[[ Data for processing, beginning ]]

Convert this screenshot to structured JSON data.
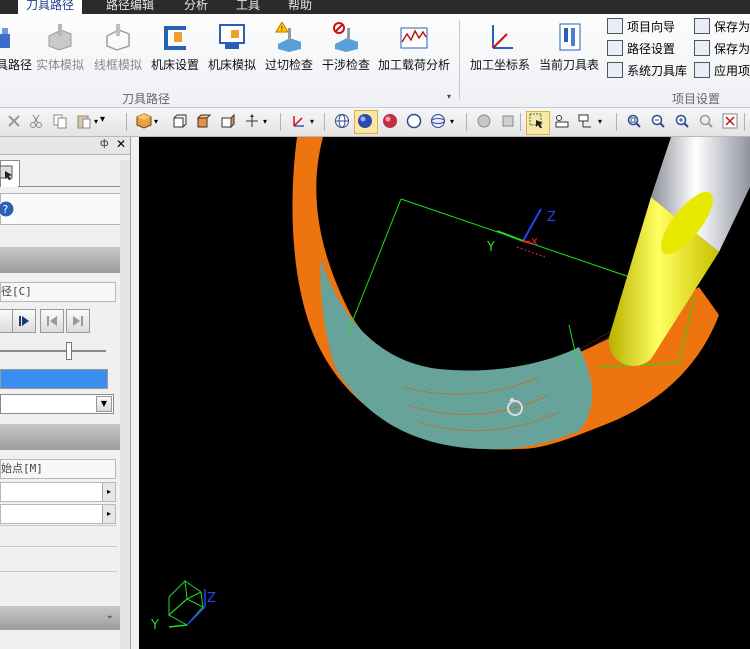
{
  "menu": {
    "items": [
      {
        "label": "刀具路径",
        "active": true
      },
      {
        "label": "路径编辑",
        "active": false
      },
      {
        "label": "分析",
        "active": false
      },
      {
        "label": "工具",
        "active": false
      },
      {
        "label": "帮助",
        "active": false
      }
    ]
  },
  "ribbon": {
    "toolpath_group": {
      "label": "刀具路径",
      "buttons": [
        "具路径",
        "实体模拟",
        "线框模拟",
        "机床设置",
        "机床模拟",
        "过切检查",
        "干涉检查",
        "加工载荷分析"
      ]
    },
    "project_group": {
      "label": "项目设置",
      "buttons": [
        "加工坐标系",
        "当前刀具表"
      ],
      "small_col1": [
        "项目向导",
        "路径设置",
        "系统刀具库"
      ],
      "small_col2": [
        "保存为",
        "保存为",
        "应用项"
      ]
    }
  },
  "left_panel": {
    "pin_glyph": "ф",
    "close_glyph": "✕",
    "field_path": "径[C]",
    "field_start": "始点[M]",
    "progress_fraction": 1.0
  },
  "viewport": {
    "axis_labels": {
      "x": "X",
      "y": "Y",
      "z": "Z"
    },
    "colors": {
      "part": "#ee7410",
      "machined": "#5fa7a4",
      "tool_tip": "#f2f000",
      "tool_shank": "#c4c8d0",
      "box": "#22dd22"
    }
  }
}
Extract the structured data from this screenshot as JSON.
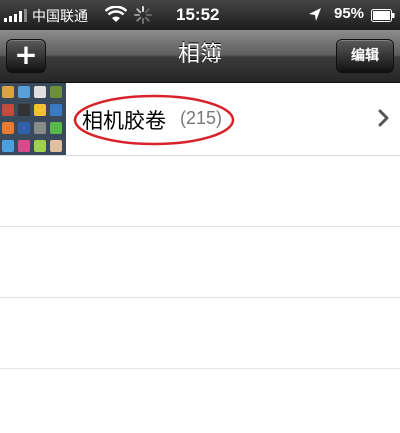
{
  "status_bar": {
    "carrier": "中国联通",
    "time": "15:52",
    "battery_percent": "95%"
  },
  "nav_bar": {
    "add_label": "+",
    "title": "相簿",
    "edit_label": "编辑"
  },
  "albums": [
    {
      "name": "相机胶卷",
      "count": "(215)"
    }
  ],
  "colors": {
    "nav_bar": "#3b3b3b",
    "annotation_circle": "#d9232b",
    "separator": "#e2e2e2"
  },
  "icons": [
    "signal-bars-icon",
    "wifi-icon",
    "activity-spinner-icon",
    "location-arrow-icon",
    "battery-icon",
    "chevron-right-icon"
  ]
}
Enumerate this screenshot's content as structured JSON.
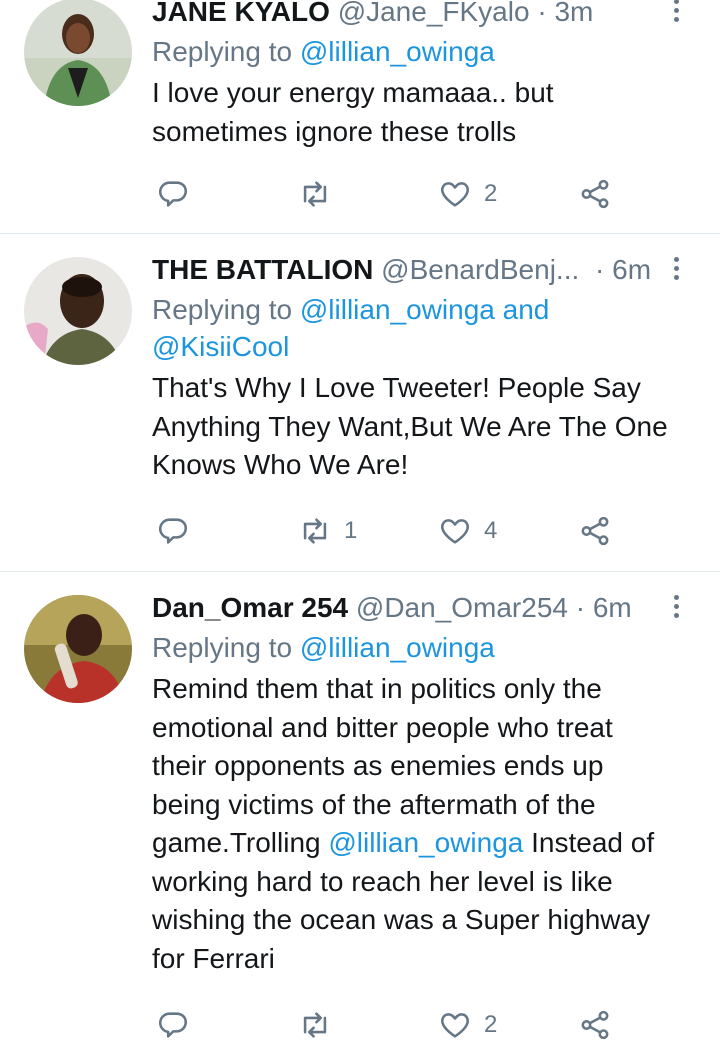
{
  "tweets": [
    {
      "name": "JANE KYALO",
      "handle": "@Jane_FKyalo",
      "separator": "·",
      "time": "3m",
      "reply_label": "Replying to",
      "reply_mentions": [
        "@lillian_owinga"
      ],
      "text_lines": [
        "I love your energy mamaaa.. but",
        "sometimes ignore these trolls"
      ],
      "retweet_count": "",
      "like_count": "2"
    },
    {
      "name": "THE BATTALION",
      "handle": "@BenardBenj...",
      "separator": "·",
      "time": "6m",
      "reply_label": "Replying to",
      "reply_mentions": [
        "@lillian_owinga",
        "and",
        "@KisiiCool"
      ],
      "text_lines": [
        "That's Why I Love Tweeter! People Say",
        "Anything They Want,But We Are The One",
        "Knows Who We Are!"
      ],
      "retweet_count": "1",
      "like_count": "4"
    },
    {
      "name": "Dan_Omar 254",
      "handle": "@Dan_Omar254",
      "separator": "·",
      "time": "6m",
      "reply_label": "Replying to",
      "reply_mentions": [
        "@lillian_owinga"
      ],
      "text_lines": [
        "Remind them that in politics only the",
        "emotional and bitter people who treat",
        "their opponents as enemies ends up",
        "being victims of the aftermath of the",
        "game.Trolling",
        "@lillian_owinga",
        "Instead of",
        "working hard to reach her level is like",
        "wishing the ocean was a Super highway",
        "for Ferrari"
      ],
      "retweet_count": "",
      "like_count": "2"
    }
  ],
  "icons": {
    "reply": "reply-icon",
    "retweet": "retweet-icon",
    "like": "heart-icon",
    "share": "share-icon",
    "more": "more-vertical-icon"
  },
  "colors": {
    "link": "#1b95e0",
    "muted": "#657786",
    "text": "#14171a",
    "divider": "#e1e8ed"
  }
}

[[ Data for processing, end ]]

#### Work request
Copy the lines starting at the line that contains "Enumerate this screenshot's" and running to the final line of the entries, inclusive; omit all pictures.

#### Solution for this problem
Enumerate this screenshot's content as structured JSON.
{
  "tweets": [
    {
      "name": "JANE KYALO",
      "handle": "@Jane_FKyalo",
      "separator": "·",
      "time": "3m",
      "reply_label": "Replying to",
      "reply_mentions": [
        "@lillian_owinga"
      ],
      "text_lines": [
        "I love your energy mamaaa.. but",
        "sometimes ignore these trolls"
      ],
      "retweet_count": "",
      "like_count": "2"
    },
    {
      "name": "THE BATTALION",
      "handle": "@BenardBenj...",
      "separator": "·",
      "time": "6m",
      "reply_label": "Replying to",
      "reply_mentions": [
        "@lillian_owinga",
        "and",
        "@KisiiCool"
      ],
      "text_lines": [
        "That's Why I Love Tweeter! People Say",
        "Anything They Want,But We Are The One",
        "Knows Who We Are!"
      ],
      "retweet_count": "1",
      "like_count": "4"
    },
    {
      "name": "Dan_Omar 254",
      "handle": "@Dan_Omar254",
      "separator": "·",
      "time": "6m",
      "reply_label": "Replying to",
      "reply_mentions": [
        "@lillian_owinga"
      ],
      "text_lines": [
        "Remind them that in politics only the",
        "emotional and bitter people who treat",
        "their opponents as enemies ends up",
        "being victims of the aftermath of the",
        "game.Trolling",
        "@lillian_owinga",
        "Instead of",
        "working hard to reach her level is like",
        "wishing the ocean was a Super highway",
        "for Ferrari"
      ],
      "retweet_count": "",
      "like_count": "2"
    }
  ],
  "icons": {
    "reply": "reply-icon",
    "retweet": "retweet-icon",
    "like": "heart-icon",
    "share": "share-icon",
    "more": "more-vertical-icon"
  },
  "colors": {
    "link": "#1b95e0",
    "muted": "#657786",
    "text": "#14171a",
    "divider": "#e1e8ed"
  }
}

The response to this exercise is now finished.